Saying the Maryland General Assembly has swung too far to the left, Republican leaders called on Gov. Martin O'Malley yesterday to veto four bills if they get to his desk, including measures that would provide in-state tuition to illegal immigrants and voting rights to felons.
The House of Delegates GOP caucus, outnumbered in the legislature and now without the support of a Republican governor, sought yesterday to remind voters that there is an alternative to what they see as a liberal agenda being pursued by the Democrats.
"We hear in our communities, 'What are they doing down there?'" said Del. Anthony J. O'Donnell, the minority leader from Southern Maryland. "They're giving in-state tuition to illegal immigrants? Accelerating parole to repeat drug offenders? Giving the right to vote to offenders, including those who have committed treason against the United States? Giving Maryland's electoral votes to a candidate who was not supported by the majority of Marylanders?"
Republicans saw their influence in Annapolis soar during the administration of Robert L. Ehrlich Jr., the GOP's first governor in a generation.
They have kept a relatively low profile this year in an attempt to pick battles they believe will resonate with the public rather than trying to object to everything the Democratic governor and legislature do.

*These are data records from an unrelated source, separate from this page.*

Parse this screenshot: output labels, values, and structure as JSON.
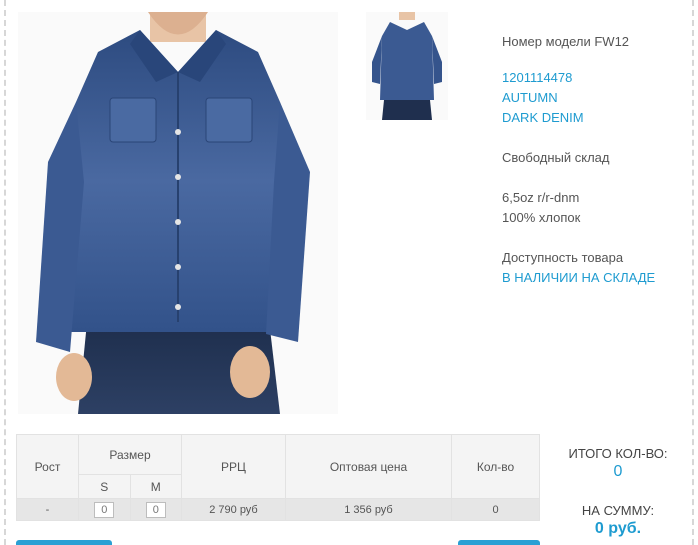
{
  "product": {
    "model": "Номер модели FW12",
    "code": "1201114478",
    "season": "AUTUMN",
    "color": "DARK DENIM",
    "warehouse": "Свободный склад",
    "fabric_line1": "6,5oz r/r-dnm",
    "fabric_line2": "100% хлопок",
    "availability_label": "Доступность товара",
    "availability_value": "В НАЛИЧИИ НА СКЛАДЕ"
  },
  "table": {
    "col_height": "Рост",
    "col_size": "Размер",
    "col_rrp": "РРЦ",
    "col_wholesale": "Оптовая цена",
    "col_qty": "Кол-во",
    "sizes": [
      "S",
      "M"
    ],
    "row": {
      "height": "-",
      "qty_s": "0",
      "qty_m": "0",
      "rrp": "2 790 руб",
      "wholesale": "1 356 руб",
      "qty": "0"
    }
  },
  "totals": {
    "qty_label": "ИТОГО КОЛ-ВО:",
    "qty_value": "0",
    "sum_label": "НА СУММУ:",
    "sum_value": "0 руб."
  },
  "colors": {
    "accent": "#1e9bd0",
    "denim": "#2f4f86"
  }
}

House Republicans said their interests have not been totally ignored this year, pointing to victories this year on several issues, notably tougher restrictions on sex offenders. O'Malley has pledged to sign the bills, including "Jessica's Law," a measure to deny parole to certain sex offenders.
But that success apparently won't be replicated on the four bills the Republicans asked O'Malley to veto.
"The governor is on record supporting those initiatives," O'Malley spokesman Rick Abbruzzese said.
On a proposal to provide tuition for illegal immigrants, O'Malley has said it is a waste for the state to pay for the K-12 education of the children of illegal immigrants - which is required by law - and then deny them the chance to fulfill their potential. He supports restoring voting rights for felons who've completed their sentences so that these individuals can fully re-integrate into society, and backs possible parole for second-time drug offenders so that the system has more flexibility than mandatory minimum sentences allow.
And he has said that signing on to an interstate compact to award electoral votes to the winner of the national popular vote would ensure that the votes of people in every state count equally.
Two of the bills - the measure to circumvent the electoral college if enough states agree and felon voting rights - have passed the Senate. But the other two - in-state tuition for illegal immigrants and parole for second-time drug offenders serving mandatory minimum sentences - have not. Their fate in the Senate is still unclear.
Republicans said they think Democratic lawmakers are misreading the results of the 2006 election. The state faces serious problems, most notably a projected budget shortfall of more than $1.3 billion next year, but the legislature and governor have chosen to back initiatives that are anathema to a large portion of the state, said Del. Christopher B. Shank, the House minority whip from Western Maryland.
"Clearly, our constituents feel something is out of whack when we're facing a massive structural deficit ... and the General Assembly is concerned with restoring the voting rights of violent offenders," Shank said.
The strongest push Republicans in the House and Senate made this year came during debates over O'Malley's $30 billion budget plan. Republicans in both chambers advocated plans to aggressively cut the budget that takes effect on July 1 to avoid larger problems - and likely tax increases - in the future.
Del. Steven R. Schuh, an Anne Arundel County Republican who serves on the House Appropriations Committee, said the Republicans' plan would have eliminated the state's budget problems within two years without resorting to tax increases. All the state needed to do was to eliminate the increases in spending O'Malley proposed this year, he said.
Democrats easily defeated the proposal, even winning the votes of a few Republicans in the House. The House GOP plan would have cut millions from the money budgeted for K-12 education, the University System of Maryland, community colleges, stem cell research and other popular programs.
Republicans said that despite their disapproval of the direction of the legislature, they believe they can play a role in shaping policy, particularly if moderate Democrats assert themselves. If they don't, Republican leaders said, they will be ready to make their case in the next election.
"Maryland isn't a liberal state. Maryland is a moderate state," Shank said. "If this trend toward left-wing legislation continues, I think Maryland voters will hold them accountable in 2010."
the four bills
Republican delegates called on Gov. Martin O'Malley yesterday to veto four bills passed by the General Assembly. They would:
Grant in-state tuition to illegal immigrants who graduated from state high schools and whose parents pay taxes in the state.
Allow parole for second-time drug offenders serving mandatory minimum sentences.
Extend voting rights to felons who have completed their sentences.
Award Maryland's electoral college votes to the winner of the national popular vote if enough other states agree to do the same.